Believe it or not, there was actually a basketball game played here on Saturday evening. The fifth-ranked team in the country, the Syracuse Orange, ran all over an undersized, overmatched opponent, beating Colgate 92-47.
But the real story that swirled around this game and swallowed it whole was infinitely more important than anything as trivial as basketball. Though head coach Jim Boeheim kept trying to steer questions back to basketball at a packed postgame news conference, the game was the sidelight here. Depending on whom you asked, the real story was either a horrific story of a longtime assistant coach taking advantage of youngsters, engaging in sexual abuse and perhaps bringing down another top college program, or a just-as-horrific story about the character assassination of a good man based on lies and exploitation of the media.
Instead of being played out on a basketball court inside the Carrier Dome, the real story could be found in nearby Bridgeport, at the small suburban house of Bobby Davis on an unfinished cul-de-sac. Davis, a 39-year-old former Syracuse ball boy, this week told ESPN that Boeheim's longtime assistant coach, Bernie Fine, had sexually abused him for 16 years, starting in the seventh grade.
At Davis' house on Saturday, a friendly Weimaraner wagged its tail on the front porch and nuzzled a visitor. But nobody answered the door.
Instead of playing out before thousands of screaming students, the real story could be found at Fine's home an upscale enclave outside Syracuse called Limestone Heights. In the assistant coach's front yard, an orange and blue sign had appeared overnight: "We believe in your innocence Bernie, we love you!" The poster was signed by a dozen names.
An SUV was parked in the driveway. Fine's wife, Laurie, answered the door. She looked weary, as if a prisoner in her own home, but she managed to smile politely when she said, no, she did not want to talk about her husband's situation. After all, Fine had already released a statement, calling the charges "patently false in every aspect."
The real story could be found not on any basketball court but across the street from Fine's home, where Boeheim lives with his wife and children. A bit before noon, Boeheim pulled his SUV into the driveway. A CNN camera crew rushed toward him, but Boeheim scurried inside. He did not answer his door moments later. The message, it seemed, was that Boeheim -- who has staked his reputation on forcefully defending Fine, his assistant at Syracuse since 1976 -- had said all that he would say.
The real story could be found in the small upstate New York town of Constantia, the home of Davis' stepbrother, Mike Lang. Lang's corroborative story about also being sexually abused by Fine led ESPN to air its report, police to begin an investigation and Syracuse to put Fine on administrative leave. On the shores of Oneida Lake, townsfolk spoke about the sexual-abuse allegations as if they'd been the opening volleys of a civil war, pitting neighbor against neighbor, those who believe the stories of sexual abuse versus those who believe in the integrity of Fine and Syracuse basketball.

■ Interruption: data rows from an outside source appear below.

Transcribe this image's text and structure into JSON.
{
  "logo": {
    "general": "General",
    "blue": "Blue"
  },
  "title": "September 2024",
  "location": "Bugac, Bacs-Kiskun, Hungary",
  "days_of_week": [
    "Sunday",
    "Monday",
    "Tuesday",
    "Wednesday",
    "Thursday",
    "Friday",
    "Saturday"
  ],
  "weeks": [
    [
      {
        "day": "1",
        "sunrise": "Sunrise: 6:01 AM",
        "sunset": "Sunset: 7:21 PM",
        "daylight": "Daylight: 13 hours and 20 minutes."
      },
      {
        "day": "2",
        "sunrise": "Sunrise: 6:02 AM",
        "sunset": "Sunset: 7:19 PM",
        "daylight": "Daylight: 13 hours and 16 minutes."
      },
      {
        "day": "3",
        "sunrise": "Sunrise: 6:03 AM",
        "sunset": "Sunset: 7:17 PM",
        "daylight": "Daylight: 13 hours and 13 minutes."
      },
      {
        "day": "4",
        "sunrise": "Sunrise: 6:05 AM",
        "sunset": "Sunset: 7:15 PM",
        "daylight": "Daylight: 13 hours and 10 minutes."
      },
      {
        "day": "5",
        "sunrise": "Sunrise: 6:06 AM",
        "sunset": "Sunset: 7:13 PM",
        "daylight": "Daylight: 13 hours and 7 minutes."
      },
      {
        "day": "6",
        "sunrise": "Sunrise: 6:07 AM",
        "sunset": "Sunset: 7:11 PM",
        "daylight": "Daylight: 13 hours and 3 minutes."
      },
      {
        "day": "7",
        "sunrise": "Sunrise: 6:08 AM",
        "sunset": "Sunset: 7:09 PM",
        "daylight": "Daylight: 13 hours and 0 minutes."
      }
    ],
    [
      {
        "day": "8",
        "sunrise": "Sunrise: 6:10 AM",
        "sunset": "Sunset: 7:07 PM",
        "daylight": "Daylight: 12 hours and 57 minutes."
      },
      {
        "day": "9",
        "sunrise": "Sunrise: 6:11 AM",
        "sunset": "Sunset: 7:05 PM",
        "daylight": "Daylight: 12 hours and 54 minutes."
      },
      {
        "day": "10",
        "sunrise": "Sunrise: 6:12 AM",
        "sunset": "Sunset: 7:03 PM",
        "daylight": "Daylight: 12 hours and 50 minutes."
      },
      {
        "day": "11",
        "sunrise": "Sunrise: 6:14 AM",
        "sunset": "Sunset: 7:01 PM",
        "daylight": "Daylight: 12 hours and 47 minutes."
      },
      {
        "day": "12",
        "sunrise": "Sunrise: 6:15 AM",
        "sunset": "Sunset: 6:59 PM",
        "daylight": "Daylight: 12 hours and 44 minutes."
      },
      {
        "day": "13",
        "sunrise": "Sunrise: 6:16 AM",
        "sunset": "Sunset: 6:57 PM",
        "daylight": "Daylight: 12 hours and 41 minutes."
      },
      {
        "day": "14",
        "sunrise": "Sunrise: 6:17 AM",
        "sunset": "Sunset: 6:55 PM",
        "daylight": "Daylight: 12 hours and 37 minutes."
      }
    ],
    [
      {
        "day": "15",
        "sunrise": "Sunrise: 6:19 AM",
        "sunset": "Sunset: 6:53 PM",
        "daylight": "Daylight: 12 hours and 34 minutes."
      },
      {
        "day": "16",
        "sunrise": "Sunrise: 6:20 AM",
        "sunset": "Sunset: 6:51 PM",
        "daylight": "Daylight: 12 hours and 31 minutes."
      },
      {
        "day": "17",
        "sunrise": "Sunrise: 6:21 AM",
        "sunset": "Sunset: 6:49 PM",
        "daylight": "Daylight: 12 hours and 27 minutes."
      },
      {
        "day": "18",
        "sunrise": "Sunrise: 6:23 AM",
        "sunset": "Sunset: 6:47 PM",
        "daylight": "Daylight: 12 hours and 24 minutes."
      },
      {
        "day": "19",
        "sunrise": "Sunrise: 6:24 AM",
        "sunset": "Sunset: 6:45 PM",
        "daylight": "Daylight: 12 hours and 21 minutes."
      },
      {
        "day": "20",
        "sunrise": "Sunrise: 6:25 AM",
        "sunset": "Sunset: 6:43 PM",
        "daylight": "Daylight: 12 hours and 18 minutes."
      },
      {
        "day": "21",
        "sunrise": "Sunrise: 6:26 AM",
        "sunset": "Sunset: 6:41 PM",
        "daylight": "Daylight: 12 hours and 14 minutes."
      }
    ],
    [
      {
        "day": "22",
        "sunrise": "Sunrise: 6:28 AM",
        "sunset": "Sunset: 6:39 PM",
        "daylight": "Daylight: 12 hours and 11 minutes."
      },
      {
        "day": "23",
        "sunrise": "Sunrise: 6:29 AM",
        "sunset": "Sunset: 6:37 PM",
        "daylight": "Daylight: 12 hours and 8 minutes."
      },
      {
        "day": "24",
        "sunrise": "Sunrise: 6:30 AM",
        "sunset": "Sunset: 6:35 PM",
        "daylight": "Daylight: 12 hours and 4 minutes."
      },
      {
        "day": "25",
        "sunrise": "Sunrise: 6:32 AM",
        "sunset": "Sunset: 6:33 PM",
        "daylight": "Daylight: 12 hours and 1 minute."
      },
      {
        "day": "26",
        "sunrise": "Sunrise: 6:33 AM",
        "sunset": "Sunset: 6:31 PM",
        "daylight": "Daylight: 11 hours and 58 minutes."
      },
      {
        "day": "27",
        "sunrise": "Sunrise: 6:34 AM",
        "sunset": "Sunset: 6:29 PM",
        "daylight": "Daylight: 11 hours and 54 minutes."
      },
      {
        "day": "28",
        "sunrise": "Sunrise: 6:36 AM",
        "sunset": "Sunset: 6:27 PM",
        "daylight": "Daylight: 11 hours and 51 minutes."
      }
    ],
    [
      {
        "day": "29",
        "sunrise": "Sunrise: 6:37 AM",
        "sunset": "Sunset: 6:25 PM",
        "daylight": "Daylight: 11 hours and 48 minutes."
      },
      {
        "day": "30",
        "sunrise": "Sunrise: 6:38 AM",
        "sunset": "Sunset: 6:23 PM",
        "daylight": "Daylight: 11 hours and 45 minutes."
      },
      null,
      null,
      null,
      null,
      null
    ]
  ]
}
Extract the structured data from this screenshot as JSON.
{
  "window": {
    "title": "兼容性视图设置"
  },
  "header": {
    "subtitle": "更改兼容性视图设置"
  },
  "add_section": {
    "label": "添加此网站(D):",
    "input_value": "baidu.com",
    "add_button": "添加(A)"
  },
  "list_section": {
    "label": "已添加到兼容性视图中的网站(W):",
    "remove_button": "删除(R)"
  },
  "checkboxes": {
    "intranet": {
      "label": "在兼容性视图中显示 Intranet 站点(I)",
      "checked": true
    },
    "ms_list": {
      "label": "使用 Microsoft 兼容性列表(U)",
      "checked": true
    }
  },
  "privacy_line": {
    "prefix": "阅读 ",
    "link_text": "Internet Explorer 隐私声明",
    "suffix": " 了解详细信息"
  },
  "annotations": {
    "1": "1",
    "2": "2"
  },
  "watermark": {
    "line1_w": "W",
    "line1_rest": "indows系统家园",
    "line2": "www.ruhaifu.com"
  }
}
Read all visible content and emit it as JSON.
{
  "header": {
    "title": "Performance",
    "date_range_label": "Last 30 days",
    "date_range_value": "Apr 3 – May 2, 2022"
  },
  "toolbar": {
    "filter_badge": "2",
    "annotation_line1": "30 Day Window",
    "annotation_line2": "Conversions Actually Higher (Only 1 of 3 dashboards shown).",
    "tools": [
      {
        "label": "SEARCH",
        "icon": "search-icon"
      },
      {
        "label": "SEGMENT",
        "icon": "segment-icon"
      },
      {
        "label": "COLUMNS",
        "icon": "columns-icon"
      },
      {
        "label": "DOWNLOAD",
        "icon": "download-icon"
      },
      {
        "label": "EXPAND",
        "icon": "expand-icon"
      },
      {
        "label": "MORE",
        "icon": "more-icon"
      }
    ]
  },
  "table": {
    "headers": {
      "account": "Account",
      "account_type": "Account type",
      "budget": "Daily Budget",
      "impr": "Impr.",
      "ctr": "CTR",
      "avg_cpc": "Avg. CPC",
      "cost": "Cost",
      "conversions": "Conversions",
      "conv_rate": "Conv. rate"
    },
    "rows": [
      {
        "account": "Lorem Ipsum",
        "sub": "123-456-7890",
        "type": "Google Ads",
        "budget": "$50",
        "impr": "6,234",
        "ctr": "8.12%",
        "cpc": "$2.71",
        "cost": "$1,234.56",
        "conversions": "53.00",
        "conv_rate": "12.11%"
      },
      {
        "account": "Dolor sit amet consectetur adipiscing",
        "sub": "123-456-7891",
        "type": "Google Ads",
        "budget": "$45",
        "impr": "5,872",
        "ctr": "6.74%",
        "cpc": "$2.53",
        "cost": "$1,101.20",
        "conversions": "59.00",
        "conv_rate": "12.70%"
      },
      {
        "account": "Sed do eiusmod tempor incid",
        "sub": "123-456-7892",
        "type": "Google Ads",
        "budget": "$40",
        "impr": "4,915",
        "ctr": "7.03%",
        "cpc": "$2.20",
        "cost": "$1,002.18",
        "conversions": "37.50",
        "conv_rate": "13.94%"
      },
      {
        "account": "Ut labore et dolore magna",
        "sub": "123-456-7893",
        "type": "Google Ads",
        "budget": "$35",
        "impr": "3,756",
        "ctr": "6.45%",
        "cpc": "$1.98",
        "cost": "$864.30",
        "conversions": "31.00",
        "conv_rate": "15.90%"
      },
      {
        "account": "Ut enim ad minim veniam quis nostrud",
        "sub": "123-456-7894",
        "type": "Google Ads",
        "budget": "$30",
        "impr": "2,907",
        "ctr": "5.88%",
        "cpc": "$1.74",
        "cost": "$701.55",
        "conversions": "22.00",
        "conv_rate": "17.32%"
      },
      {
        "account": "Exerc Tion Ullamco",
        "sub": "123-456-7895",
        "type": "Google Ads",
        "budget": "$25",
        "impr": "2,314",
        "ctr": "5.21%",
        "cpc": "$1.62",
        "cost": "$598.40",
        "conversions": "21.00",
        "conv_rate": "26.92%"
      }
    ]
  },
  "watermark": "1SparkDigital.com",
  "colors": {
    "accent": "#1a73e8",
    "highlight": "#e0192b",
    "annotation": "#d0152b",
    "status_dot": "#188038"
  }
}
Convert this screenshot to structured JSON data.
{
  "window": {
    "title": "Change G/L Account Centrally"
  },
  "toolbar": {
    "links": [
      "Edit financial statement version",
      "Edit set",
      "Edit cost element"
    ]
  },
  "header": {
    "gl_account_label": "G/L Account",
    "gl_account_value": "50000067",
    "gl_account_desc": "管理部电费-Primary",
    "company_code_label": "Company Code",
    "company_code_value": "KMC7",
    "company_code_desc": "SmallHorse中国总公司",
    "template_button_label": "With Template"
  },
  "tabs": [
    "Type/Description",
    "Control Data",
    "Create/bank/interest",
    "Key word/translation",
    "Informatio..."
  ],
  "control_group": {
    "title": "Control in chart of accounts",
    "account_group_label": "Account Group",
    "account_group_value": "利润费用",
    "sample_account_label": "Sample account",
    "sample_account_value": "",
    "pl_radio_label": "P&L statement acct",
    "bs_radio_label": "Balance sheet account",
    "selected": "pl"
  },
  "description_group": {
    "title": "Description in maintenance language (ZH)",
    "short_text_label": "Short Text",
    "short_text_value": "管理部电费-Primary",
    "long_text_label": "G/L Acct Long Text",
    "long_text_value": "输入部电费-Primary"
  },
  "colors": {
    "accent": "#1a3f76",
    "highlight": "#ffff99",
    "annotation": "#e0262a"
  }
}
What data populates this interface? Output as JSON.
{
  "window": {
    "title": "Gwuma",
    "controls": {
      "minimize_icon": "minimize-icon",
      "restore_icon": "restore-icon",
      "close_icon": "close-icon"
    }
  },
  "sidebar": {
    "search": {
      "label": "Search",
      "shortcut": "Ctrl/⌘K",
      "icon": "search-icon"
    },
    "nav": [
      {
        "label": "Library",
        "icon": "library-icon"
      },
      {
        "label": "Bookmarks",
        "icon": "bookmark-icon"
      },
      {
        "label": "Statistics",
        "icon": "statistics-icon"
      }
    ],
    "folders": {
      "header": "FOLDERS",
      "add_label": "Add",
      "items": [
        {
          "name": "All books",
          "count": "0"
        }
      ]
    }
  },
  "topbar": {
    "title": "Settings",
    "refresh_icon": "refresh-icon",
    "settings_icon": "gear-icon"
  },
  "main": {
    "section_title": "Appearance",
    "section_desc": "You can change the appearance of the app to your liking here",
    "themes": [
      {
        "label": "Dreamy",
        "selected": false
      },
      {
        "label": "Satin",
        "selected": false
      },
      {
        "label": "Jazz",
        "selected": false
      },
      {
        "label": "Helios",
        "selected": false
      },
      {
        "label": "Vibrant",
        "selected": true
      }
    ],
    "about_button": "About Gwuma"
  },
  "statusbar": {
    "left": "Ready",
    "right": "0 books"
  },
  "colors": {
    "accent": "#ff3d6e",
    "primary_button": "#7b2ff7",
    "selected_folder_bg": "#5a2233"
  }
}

In this town, people kept coming into the Nice n Easy Grocery Shoppe, complaining that Syracuse's basketball season would be ruined. People spoke about Lang as a nice guy, though allegedly a heavy drinker. At Lang's house, nobody answered the door, but Syracuse memorabilia was all over: a jersey hanging in the window, stickers, a doll, a plush foam finger.
Down the street, Celia Richardson, who worked for Lang at his diner in town, said she'd been crying about the news. "His family is like family to me," she said, calling Lang "son." "He likes to party too much, but other than that, he's a good kid."
And finally, the real story could not be found on Jim Boeheim Court in the Carrier Dome. Instead, the real story was courtside, next to Boeheim, where there was an empty seat. It was 7-foot Brazilian center Fab Melo's idea: Let's leave this seat empty to honor our missing coach. And after Syracuse's 45-point romp, each player tapped the seat as he walked off the court.
Afterward, Syracuse players sat in the locker room, cameras surrounding them as they kept trying to talk about basketball. But reporters kept asking about Fine. Melo said Fine has been like a father figure to him. Guard Scoop Jardine spoke about the loyalty bred by the final thing the team says before a game: "1, 2, 3, family!" All the players said it wasn't tough to focus the past two days. You just think about basketball.
In his news conference, Boeheim said he'd rather just talk about basketball, too. But the real story wasn't about basketball, and the questions kept coming.
"I've been friends for 50 years with Coach Fine, and that buys a lot of loyalty to me," he said. "Our program will be fine. It's been pretty good for 36 years. We've been through a lot of different things. We'll get through it."
And in Syracuse, in the midst of these murky, ugly allegations of sexual abuse, that's the real story: How the basketball program will get through it. How Syracuse University will get through it. How Bernie Fine and Jim Boeheim will get through it. And most importantly, how -- if the allegations prove true -- the victims will get through it.
You can follow Reid Forgrave on Twitter @reidforgrave or email him at firstname.lastname@example.org.